Data for review section start
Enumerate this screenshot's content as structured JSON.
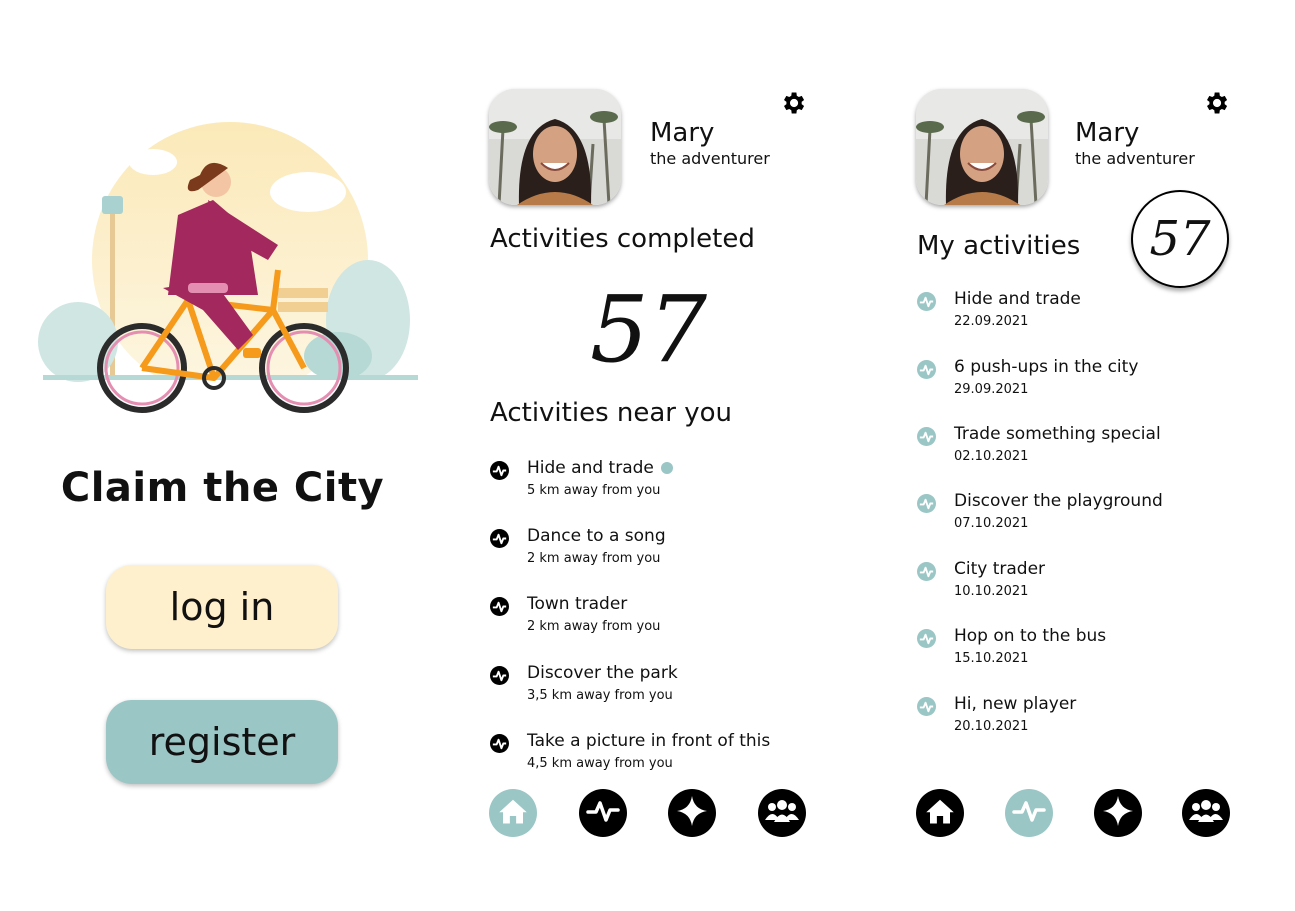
{
  "login_screen": {
    "app_title": "Claim the City",
    "login_label": "log in",
    "register_label": "register"
  },
  "home_screen": {
    "profile": {
      "name": "Mary",
      "title": "the adventurer"
    },
    "completed_heading": "Activities completed",
    "completed_count": "57",
    "nearby_heading": "Activities near you",
    "nearby": [
      {
        "name": "Hide and trade",
        "distance": "5 km away from you"
      },
      {
        "name": "Dance to a song",
        "distance": "2 km away from you"
      },
      {
        "name": "Town trader",
        "distance": "2 km away from you"
      },
      {
        "name": "Discover the park",
        "distance": "3,5 km away from you"
      },
      {
        "name": "Take a picture in front of this",
        "distance": "4,5 km away from you"
      }
    ]
  },
  "activities_screen": {
    "profile": {
      "name": "Mary",
      "title": "the adventurer"
    },
    "heading": "My activities",
    "count": "57",
    "items": [
      {
        "name": "Hide and trade",
        "date": "22.09.2021"
      },
      {
        "name": "6 push-ups in the city",
        "date": "29.09.2021"
      },
      {
        "name": "Trade something special",
        "date": "02.10.2021"
      },
      {
        "name": "Discover the playground",
        "date": "07.10.2021"
      },
      {
        "name": "City trader",
        "date": "10.10.2021"
      },
      {
        "name": "Hop on to the bus",
        "date": "15.10.2021"
      },
      {
        "name": "Hi, new player",
        "date": "20.10.2021"
      }
    ]
  },
  "colors": {
    "teal": "#9ac6c5",
    "cream": "#fef0cd",
    "dark": "#000000"
  },
  "icons": [
    "settings-gear-icon",
    "activity-pulse-icon",
    "home-icon",
    "plus-sparkle-icon",
    "group-icon"
  ]
}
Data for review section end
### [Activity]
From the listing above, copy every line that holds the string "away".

### [Your solution]
        "distance": "5 km away from you"
        "distance": "2 km away from you"
        "distance": "2 km away from you"
        "distance": "3,5 km away from you"
        "distance": "4,5 km away from you"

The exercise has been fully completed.